• [Data]
----
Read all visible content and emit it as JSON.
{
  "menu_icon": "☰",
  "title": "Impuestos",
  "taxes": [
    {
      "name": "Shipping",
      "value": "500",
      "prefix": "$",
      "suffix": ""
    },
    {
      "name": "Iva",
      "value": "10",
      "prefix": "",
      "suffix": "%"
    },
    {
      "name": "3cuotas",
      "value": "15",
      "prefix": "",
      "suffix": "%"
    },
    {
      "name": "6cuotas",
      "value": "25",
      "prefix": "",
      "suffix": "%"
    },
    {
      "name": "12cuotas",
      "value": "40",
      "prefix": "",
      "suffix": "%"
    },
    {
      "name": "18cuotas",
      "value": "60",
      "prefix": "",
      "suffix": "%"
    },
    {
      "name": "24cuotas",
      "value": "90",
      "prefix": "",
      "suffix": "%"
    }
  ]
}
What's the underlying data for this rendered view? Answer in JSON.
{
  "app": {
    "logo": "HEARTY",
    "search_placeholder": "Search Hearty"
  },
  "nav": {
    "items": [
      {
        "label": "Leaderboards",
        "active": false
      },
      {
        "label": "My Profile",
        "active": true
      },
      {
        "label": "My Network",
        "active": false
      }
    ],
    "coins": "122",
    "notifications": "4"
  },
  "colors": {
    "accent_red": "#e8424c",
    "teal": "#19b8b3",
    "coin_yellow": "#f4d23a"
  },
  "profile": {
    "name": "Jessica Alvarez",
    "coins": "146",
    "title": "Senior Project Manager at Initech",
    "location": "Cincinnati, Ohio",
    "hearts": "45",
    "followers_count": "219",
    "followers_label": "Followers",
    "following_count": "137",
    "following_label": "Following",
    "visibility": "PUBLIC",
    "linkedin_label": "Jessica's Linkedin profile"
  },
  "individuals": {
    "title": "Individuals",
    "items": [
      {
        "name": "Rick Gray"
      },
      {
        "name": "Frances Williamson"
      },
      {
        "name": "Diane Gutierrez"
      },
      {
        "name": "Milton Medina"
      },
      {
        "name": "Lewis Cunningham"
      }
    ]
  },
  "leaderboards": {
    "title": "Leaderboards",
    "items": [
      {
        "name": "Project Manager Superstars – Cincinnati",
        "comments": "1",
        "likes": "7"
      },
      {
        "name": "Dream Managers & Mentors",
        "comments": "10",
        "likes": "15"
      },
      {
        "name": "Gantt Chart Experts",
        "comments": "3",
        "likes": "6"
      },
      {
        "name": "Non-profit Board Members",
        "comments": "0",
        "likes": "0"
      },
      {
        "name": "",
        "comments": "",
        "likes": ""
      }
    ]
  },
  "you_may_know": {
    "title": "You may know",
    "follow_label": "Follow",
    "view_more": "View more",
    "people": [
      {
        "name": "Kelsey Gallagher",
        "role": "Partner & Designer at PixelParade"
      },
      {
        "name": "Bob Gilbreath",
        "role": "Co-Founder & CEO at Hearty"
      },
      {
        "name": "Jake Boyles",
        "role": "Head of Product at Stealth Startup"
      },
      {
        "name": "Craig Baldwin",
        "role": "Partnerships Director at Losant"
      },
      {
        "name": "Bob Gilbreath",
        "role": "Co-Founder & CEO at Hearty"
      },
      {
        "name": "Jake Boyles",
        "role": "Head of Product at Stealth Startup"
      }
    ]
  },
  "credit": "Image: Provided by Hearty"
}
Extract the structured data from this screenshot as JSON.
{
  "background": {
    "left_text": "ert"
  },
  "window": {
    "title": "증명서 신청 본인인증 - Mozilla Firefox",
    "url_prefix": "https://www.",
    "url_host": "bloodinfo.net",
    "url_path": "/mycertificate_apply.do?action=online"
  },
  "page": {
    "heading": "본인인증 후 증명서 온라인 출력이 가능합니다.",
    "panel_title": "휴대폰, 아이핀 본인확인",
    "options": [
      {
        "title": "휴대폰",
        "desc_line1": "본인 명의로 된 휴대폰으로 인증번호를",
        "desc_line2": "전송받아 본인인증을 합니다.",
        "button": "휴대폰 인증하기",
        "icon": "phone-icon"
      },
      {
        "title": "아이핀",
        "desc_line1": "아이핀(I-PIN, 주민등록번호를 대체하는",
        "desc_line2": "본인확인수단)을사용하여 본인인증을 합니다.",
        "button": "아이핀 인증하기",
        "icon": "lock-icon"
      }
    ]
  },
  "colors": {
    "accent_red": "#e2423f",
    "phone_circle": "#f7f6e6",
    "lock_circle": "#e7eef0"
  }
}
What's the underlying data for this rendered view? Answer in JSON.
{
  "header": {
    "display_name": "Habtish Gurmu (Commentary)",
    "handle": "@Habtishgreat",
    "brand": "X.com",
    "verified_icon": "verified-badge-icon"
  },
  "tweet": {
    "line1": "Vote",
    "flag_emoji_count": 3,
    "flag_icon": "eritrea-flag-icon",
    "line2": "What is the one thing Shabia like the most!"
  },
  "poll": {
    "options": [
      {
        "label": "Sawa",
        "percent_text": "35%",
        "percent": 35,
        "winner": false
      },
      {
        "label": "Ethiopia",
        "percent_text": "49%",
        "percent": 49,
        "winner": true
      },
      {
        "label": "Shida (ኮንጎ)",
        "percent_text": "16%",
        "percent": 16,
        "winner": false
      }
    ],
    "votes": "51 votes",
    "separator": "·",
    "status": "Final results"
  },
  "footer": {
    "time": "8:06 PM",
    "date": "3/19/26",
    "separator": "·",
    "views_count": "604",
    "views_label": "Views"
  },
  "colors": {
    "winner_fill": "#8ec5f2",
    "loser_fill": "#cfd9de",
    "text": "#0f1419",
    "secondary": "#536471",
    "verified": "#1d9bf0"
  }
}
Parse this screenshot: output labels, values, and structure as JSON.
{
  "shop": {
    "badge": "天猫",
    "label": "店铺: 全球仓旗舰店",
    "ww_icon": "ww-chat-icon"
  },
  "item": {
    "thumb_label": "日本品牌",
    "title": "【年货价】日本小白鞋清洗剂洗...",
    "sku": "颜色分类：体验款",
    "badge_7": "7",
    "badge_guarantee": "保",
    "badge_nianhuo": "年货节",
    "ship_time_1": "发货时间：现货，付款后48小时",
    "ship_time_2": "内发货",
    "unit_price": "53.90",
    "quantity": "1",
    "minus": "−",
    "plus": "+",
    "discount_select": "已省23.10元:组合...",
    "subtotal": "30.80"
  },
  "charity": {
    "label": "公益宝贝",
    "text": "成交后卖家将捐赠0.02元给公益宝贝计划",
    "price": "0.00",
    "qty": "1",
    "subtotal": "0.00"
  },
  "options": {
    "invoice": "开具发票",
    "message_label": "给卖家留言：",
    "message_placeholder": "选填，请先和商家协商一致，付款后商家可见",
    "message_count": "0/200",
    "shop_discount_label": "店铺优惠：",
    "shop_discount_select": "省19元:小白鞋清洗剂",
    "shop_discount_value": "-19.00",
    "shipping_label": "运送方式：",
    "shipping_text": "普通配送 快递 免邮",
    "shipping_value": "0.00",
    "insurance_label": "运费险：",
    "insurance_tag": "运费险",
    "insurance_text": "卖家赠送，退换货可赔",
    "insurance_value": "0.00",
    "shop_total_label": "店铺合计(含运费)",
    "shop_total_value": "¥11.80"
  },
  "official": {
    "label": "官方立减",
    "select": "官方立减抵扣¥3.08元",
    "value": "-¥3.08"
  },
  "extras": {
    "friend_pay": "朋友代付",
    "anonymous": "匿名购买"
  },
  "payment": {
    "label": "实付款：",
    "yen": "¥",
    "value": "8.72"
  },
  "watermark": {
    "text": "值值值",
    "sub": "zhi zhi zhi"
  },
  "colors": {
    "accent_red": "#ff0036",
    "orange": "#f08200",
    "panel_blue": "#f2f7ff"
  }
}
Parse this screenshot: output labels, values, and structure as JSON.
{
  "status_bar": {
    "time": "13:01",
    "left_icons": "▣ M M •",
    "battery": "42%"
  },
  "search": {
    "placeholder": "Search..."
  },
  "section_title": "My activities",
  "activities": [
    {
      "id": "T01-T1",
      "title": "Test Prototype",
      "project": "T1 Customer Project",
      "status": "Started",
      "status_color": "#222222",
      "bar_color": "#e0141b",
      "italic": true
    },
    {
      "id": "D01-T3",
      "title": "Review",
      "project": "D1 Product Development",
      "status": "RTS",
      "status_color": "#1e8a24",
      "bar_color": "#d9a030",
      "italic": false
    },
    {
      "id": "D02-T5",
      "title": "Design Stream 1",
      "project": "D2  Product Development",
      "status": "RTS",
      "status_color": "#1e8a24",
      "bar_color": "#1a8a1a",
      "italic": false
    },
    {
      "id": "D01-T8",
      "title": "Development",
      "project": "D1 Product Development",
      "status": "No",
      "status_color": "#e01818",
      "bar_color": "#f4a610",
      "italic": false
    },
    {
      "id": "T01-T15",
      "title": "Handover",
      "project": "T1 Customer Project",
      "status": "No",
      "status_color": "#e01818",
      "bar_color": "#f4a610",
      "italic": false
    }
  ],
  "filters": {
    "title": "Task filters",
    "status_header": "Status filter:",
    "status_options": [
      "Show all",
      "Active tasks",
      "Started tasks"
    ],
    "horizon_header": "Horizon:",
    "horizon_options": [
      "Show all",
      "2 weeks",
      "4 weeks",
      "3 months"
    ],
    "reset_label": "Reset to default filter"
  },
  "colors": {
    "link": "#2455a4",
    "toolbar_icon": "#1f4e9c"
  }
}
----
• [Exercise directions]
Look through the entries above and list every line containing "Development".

• [Answer for this exercise]
      "project": "D1 Product Development",
      "project": "D2  Product Development",
      "title": "Development",
      "project": "D1 Product Development",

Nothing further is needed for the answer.